The Federal Energy Regulatory Commission (FERC) hosted a comment session Wednesday night in Nelson County regarding the Atlantic Coast Pipeline.
According to officials with the project, the pipeline would help bring natural gas to parts of Virginia and North Carolina.
Wednesday’s event was meant to collect input on FERC’s Draft Environmental Impact Statement on the project, which was released a few months ago.
People came out from both sides of the debate to have their voices heard. Some people support the pipeline, saying it will help make energy more affordable and bring new revenue to the county.
“The cost of energy is embedded with everything that we purchase,” said Carlton Ballowe, a Nelson County resident. “And so the more affordable energy that we can have, the higher our standard of living.”
“This is all about American security and job growth and prosperity for the American nation,” said David Hight, who also supports the pipeline.
Opponents to the pipeline have concerns about several issues, especially environmental impact.
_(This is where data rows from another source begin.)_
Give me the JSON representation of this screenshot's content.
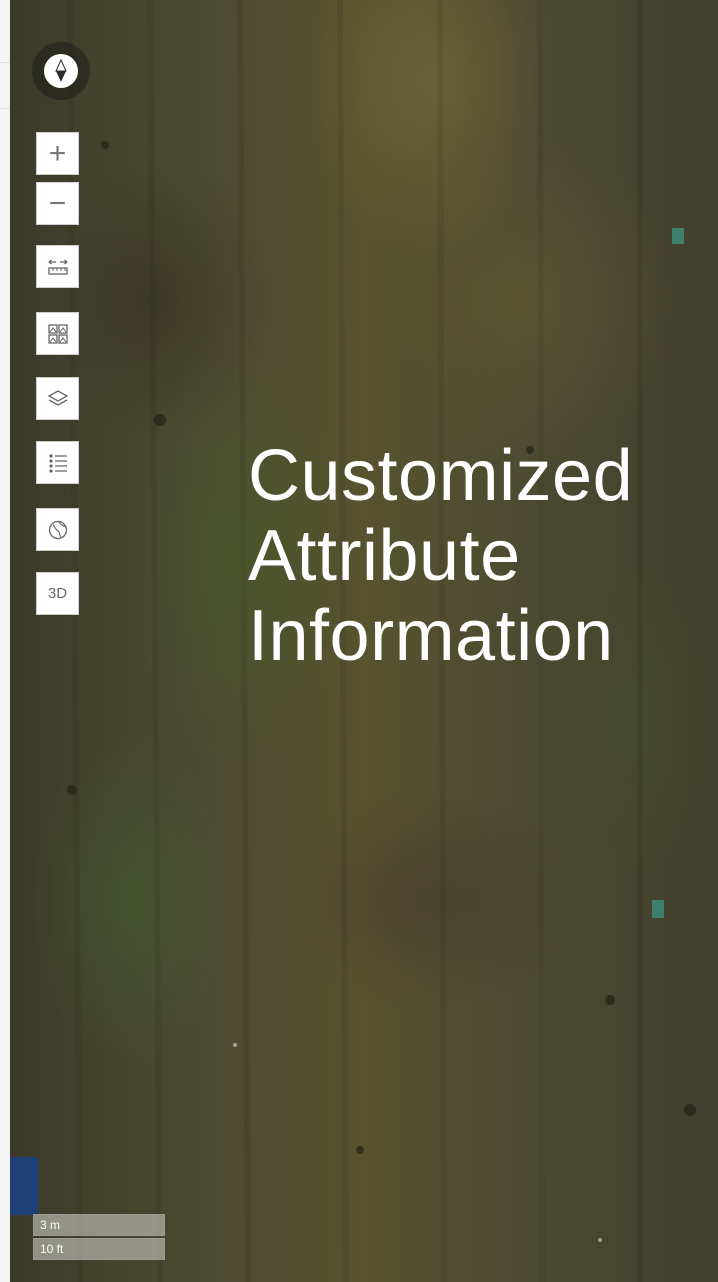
{
  "map": {
    "controls": {
      "compass_icon": "compass-icon",
      "zoom_in_icon": "plus-icon",
      "zoom_out_icon": "minus-icon",
      "measure_icon": "ruler-icon",
      "basemap_icon": "basemap-grid-icon",
      "layers_icon": "layers-icon",
      "legend_icon": "list-icon",
      "globe_icon": "globe-icon",
      "three_d_label": "3D"
    },
    "overlay_text": {
      "line1": "Customized",
      "line2": "Attribute",
      "line3": "Information"
    },
    "scale": {
      "metric": "3 m",
      "imperial": "10 ft"
    }
  }
}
FERC’s Draft Environmental Impact Statement says while there would be “some adverse effects” on the environment due to the pipeline’s construction and operation, those impacts would be minimized by those in charge of the pipeline.
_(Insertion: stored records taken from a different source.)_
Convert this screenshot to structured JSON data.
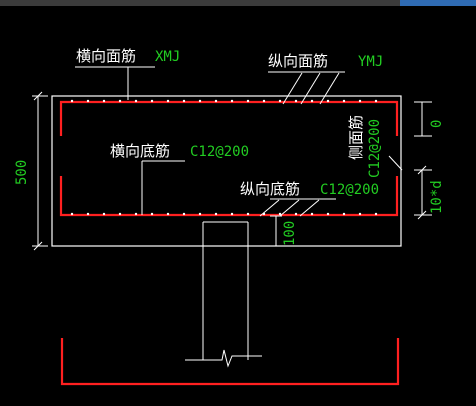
{
  "labels": {
    "transverse_top_cn": "横向面筋",
    "transverse_top_code": "XMJ",
    "longitudinal_top_cn": "纵向面筋",
    "longitudinal_top_code": "YMJ",
    "transverse_bottom_cn": "横向底筋",
    "transverse_bottom_spec": "C12@200",
    "longitudinal_bottom_cn": "纵向底筋",
    "longitudinal_bottom_spec": "C12@200",
    "side_cn": "侧面筋",
    "side_spec": "C12@200"
  },
  "dimensions": {
    "height": "500",
    "bottom_cover": "100",
    "side_offset": "0",
    "anchorage": "10*d"
  },
  "colors": {
    "background": "#000000",
    "outline": "#ffffff",
    "rebar": "#ff2020",
    "annotation_text": "#ffffff",
    "spec_text": "#22cc22"
  }
}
Pipeline opponents we spoke with said they believe FERC’s draft of the statement does not assess all environmental consequences.
“They’re going to have to build a lot of access roads because this is being built in rural communities along the way,” said Sharon Ponton of the Blue Ridge Environmental Defense League.
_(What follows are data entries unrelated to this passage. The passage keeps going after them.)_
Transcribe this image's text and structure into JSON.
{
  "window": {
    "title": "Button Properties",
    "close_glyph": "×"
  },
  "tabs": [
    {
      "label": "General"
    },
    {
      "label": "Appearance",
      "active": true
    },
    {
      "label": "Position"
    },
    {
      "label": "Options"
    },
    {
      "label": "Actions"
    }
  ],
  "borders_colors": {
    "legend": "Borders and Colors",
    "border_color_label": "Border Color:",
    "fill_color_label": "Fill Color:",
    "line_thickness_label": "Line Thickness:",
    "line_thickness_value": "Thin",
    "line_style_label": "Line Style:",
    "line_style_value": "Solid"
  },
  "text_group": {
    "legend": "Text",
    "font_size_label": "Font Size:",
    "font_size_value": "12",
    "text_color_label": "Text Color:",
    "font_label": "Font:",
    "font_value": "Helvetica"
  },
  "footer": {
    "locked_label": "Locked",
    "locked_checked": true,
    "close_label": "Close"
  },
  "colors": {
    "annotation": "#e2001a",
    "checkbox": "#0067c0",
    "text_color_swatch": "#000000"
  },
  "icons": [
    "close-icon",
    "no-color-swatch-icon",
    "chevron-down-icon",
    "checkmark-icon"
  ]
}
“They haven’t done their research,” said Amelia Williams, who is also against the pipeline. “There’s all kinds of data that they’ve failed to gather.”
“With any draft document, there will be things that are missing, there will be things that are wrong, there will be things that could be interpreted differently,” said Dave Swearingen of the Federal Energy Regulatory Commission.
Swearingen said meetings like this allow his organization to make changes to the Draft Environmental Impact Statement so a final version can be released.
Some people expressed concerns about the format of the session, which allowed people to provide comments one at a time in interviews with a three-minute time limit. Pipeline opposition group Friends of Nelson County hosted its own meeting next door at the middle school so people could discuss their views with each other.
Swearingen said the format of FERC’s event gives as many people as possible the chance to voice their opinions.
“The person is talking directly to a court reporter,” he said. “They are not going to be shouted down. They’re not going to be intimidated. They can give their comments without interference from anybody else.”
A final version of the Environmental Impact Statement will be released in the next few months, according to FERC officials.
Several other comment sessions with FERC are planned to discuss the pipeline. The deadline to submit comments to FERC is April 6, Swearingen said.
All written and verbal comments received at these sessions will be released publicly in a few weeks, he added.